Kimberley McFadden, a PhD student in the Faculty of Kinesiology, Sport, and Recreation and co-author on the study, said recent reports on children’s activity levels are showing that fewer Canadian children are meeting daily recommendations.
A Statistics Canada report from 2017 showed that, among youth aged five to 17, only 13 per cent of boys and just six per cent of girls were getting at least 60 minutes of physical activity daily as outlined in current Canadian physical activity guidelines.
To combat inactivity, the team—working in partnership with SHAPE Alberta and Ever Active Schools—surveyed “active transportation champions” from across the province to explore and understand their perspectives on planning and implementing school active transportation initiatives.
“In the survey, champions defined success in a variety of ways, from increased support from the school and community to changes in student behaviour toward use of active transportation, and even changes in the urban environment to aid safe active transportation,” said Macridis.
The survey also asked champions what challenges they faced when trying to implement their plans. The results identified six key barriers: distance students must travel, time, lack of funding, insufficient support, perceived safety and environmental/weather changes.
From there, the research team came up with a six-step process to ensure safe, successful programs are in place for students. As a school active transportation champion herself, Macridis suggested being creative when trying to overcome challenges.
For example, she implemented “walking school buses” in the various rural communities she has worked in over the past several years, where distance and safety concerns—such as encounters with wildlife—were an issue. Students were dropped off at a stop along the walking school bus route, where they would be “picked up” by the walking school bus of students, teachers or parent volunteers.
McFadden added that incorporating short bouts of physical activity throughout the day is something champions can look at adding to their school active transportation plans. And while active transportation planning can be simple, buy-in from the committee, schools, parents and—most importantly—students, is imperative.

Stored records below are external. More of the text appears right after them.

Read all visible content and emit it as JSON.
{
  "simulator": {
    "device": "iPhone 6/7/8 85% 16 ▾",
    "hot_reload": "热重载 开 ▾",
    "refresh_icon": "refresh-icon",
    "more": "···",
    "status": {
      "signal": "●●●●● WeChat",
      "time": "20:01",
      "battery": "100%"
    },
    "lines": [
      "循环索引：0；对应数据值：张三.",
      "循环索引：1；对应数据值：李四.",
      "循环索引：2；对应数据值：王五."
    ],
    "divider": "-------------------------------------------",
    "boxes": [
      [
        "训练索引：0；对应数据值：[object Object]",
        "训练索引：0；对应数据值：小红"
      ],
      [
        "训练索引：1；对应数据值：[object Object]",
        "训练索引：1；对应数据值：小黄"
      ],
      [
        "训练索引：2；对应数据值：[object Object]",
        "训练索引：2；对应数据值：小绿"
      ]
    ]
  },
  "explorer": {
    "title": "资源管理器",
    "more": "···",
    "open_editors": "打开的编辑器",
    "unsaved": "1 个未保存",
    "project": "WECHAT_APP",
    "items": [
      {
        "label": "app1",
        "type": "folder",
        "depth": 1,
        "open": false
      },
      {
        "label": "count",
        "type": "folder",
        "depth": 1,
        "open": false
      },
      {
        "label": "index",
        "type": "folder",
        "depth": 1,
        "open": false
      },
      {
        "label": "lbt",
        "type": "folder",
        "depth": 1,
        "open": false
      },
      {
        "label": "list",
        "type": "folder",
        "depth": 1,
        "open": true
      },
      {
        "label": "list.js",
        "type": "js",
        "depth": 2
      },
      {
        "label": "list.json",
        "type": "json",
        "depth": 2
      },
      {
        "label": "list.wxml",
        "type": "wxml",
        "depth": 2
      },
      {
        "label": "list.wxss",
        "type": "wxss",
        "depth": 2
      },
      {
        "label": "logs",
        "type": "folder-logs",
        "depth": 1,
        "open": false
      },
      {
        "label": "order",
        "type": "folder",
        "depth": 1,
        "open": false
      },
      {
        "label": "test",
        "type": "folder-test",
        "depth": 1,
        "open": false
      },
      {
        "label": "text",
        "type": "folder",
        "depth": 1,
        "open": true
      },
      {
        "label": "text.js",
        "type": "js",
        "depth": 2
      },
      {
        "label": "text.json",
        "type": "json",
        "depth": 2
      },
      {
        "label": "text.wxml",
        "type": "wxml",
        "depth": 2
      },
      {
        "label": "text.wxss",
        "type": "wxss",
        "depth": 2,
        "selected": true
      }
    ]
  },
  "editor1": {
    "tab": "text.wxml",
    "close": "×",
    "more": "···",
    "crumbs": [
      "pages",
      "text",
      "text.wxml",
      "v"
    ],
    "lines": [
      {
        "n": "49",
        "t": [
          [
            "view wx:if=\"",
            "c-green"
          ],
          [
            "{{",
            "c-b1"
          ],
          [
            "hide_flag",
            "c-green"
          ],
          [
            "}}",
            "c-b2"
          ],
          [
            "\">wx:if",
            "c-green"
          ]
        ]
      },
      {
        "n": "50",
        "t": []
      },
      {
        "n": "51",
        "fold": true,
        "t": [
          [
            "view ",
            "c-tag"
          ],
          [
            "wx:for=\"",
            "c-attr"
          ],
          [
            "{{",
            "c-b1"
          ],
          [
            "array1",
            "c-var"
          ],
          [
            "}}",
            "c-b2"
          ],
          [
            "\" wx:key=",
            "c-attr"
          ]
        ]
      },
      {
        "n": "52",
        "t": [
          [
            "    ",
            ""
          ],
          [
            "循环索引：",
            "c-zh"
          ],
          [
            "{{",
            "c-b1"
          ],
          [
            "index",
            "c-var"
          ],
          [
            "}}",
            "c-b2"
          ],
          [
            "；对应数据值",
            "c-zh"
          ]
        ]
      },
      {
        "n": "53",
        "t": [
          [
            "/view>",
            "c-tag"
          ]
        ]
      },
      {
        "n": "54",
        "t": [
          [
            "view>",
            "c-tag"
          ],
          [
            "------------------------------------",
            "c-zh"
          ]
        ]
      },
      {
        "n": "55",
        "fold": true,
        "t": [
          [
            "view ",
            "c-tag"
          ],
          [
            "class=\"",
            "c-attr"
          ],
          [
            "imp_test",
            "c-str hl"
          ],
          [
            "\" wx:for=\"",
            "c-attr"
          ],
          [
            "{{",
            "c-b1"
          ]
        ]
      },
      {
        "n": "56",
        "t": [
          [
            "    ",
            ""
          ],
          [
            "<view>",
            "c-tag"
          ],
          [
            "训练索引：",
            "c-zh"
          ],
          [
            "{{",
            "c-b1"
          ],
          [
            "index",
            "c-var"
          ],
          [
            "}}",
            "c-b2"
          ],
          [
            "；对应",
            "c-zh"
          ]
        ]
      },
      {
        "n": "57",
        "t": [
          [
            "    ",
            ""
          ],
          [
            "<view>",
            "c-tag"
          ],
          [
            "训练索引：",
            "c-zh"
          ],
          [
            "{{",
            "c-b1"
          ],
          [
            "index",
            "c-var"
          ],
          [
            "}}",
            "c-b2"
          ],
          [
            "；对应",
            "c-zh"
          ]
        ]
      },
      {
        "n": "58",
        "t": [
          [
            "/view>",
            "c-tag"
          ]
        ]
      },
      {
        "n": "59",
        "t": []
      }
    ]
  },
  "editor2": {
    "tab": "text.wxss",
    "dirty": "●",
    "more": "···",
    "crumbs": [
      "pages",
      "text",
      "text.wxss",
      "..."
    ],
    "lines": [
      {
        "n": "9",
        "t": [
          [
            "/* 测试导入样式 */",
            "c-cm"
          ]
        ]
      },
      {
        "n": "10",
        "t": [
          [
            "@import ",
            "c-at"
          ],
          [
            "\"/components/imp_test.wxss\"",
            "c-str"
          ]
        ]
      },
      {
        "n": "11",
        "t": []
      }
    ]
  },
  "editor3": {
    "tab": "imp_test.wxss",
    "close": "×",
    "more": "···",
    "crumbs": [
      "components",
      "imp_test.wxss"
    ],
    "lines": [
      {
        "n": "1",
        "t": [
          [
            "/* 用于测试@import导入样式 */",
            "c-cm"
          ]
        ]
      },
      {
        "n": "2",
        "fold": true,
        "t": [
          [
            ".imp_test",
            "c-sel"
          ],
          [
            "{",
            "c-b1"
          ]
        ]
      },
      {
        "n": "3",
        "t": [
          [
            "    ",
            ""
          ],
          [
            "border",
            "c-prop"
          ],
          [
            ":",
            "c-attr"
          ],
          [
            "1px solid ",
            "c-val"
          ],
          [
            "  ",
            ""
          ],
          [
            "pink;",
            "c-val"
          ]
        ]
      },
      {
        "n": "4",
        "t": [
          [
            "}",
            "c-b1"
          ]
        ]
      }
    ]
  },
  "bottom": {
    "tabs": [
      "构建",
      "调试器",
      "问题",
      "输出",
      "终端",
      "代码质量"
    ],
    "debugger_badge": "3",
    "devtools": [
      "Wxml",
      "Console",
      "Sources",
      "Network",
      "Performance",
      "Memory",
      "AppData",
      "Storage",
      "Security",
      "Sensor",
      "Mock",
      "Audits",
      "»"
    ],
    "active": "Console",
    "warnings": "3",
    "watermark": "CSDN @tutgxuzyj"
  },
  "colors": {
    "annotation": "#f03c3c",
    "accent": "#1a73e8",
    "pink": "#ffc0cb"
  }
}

“The goal is not only to increase youth physical activity levels, but also to have the students want to participate in these types of physical activity plans. If we can accomplish that, youth can make a significant shift toward lowering—or at least delaying—the risk factors and diseases associated with inactivity and improving their overall quality of life.”